Styles of Kendo: Origin/Style Traceable Through Manners?
by Santiago B. Tejada
(Margate, Florida, USA)
According to our sensei, a particular style of kendo could be traced to its origin depending on the way how the bogu is set on the dojo floor and the initial rei after the bogu is put on.
Many dojos set kote on the floor in the left-to-right direction and then the men is placed on top with its center line in the front-to-back direction, with tenugui on top.
Both (kote and men) plus do and tare are then placed on the front-right position with kendoka seating behind, slightly to the left and leaving clear space in front to do rei from that location. (Tare is placed outside of do facing forward until kendoka puts it on.)
In my Kendo club we set kote on the floor in the front-to-back direction with men seating face down on the floor between both kote, with center line in the front-to-back direction as well and tenugui over them. Do is then placed behind both, with tare inside until it is put on.
Kendoka seats directly behind bogu and stands up to move (around, to the right side) and seats in front of bogu to do rei. Is the manner how we do it familiar to you or any reader of Kendo-Guide?Answer:

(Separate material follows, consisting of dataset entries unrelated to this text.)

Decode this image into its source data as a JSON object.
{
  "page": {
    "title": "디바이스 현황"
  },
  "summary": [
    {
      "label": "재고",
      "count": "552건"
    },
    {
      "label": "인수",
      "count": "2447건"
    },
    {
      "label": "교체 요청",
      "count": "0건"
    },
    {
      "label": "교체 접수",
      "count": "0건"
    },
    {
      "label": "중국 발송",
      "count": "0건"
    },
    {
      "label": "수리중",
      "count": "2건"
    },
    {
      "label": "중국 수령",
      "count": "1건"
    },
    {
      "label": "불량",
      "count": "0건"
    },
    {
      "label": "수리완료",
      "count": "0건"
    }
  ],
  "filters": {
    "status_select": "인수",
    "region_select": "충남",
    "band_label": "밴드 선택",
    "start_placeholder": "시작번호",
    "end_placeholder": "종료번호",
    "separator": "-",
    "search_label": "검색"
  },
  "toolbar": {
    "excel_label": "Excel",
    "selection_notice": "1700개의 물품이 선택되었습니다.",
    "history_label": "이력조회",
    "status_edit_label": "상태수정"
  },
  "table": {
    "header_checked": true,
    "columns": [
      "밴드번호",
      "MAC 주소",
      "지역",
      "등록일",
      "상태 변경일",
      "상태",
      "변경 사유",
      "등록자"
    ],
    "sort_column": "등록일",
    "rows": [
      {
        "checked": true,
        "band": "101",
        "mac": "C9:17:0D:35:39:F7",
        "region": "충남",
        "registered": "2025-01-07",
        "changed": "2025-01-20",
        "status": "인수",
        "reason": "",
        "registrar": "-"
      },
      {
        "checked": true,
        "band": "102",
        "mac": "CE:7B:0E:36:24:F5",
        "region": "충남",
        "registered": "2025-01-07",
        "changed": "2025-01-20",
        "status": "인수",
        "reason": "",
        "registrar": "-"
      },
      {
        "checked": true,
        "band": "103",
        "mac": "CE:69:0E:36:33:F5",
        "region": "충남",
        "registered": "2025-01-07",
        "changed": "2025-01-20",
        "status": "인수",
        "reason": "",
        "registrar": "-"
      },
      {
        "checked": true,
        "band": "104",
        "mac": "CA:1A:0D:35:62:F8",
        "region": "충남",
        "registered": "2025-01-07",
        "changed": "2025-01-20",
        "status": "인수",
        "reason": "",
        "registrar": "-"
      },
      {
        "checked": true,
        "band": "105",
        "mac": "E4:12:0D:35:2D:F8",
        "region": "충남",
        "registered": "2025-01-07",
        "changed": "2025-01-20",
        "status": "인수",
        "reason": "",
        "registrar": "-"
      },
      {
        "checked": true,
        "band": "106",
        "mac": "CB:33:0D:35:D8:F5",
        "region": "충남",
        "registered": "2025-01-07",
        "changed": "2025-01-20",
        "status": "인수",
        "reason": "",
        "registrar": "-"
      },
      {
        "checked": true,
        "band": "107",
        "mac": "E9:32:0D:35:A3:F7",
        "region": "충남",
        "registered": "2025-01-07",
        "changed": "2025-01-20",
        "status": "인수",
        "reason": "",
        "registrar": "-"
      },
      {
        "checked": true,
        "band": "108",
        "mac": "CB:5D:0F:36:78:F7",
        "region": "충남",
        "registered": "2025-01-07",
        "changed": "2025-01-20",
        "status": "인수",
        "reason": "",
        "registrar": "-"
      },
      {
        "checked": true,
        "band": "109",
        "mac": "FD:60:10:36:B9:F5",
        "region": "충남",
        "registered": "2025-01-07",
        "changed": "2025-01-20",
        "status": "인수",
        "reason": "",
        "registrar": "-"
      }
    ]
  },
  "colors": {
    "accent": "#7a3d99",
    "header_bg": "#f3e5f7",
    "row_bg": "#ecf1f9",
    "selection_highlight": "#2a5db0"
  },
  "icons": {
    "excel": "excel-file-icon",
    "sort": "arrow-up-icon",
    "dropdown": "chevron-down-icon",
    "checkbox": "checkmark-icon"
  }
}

This is very interesting topic. Thak you! I hope many can contribute to this post.
I am sure that we probably still can trace “ryuha (school)” of your kendo by etiquette and manners your dojo follow. However, since the International Kendo Federation (FIK) integrated these manners for introducing kendo to the world, I think it is much harder now.
The way I learned to place my kote and men is your way, I think. I place men on top of kote in the front to back direction slightly on the left side of my left knee. However, I think FIK decided to place kote and men in front of the right knee with kote in the left-to-right direction.
With the kote and men and bogu in front of them, it is easy for us to get up from the right knee. Tare is wrapped around do with showing our name.
Post your way of placing your bogu at your dojo here!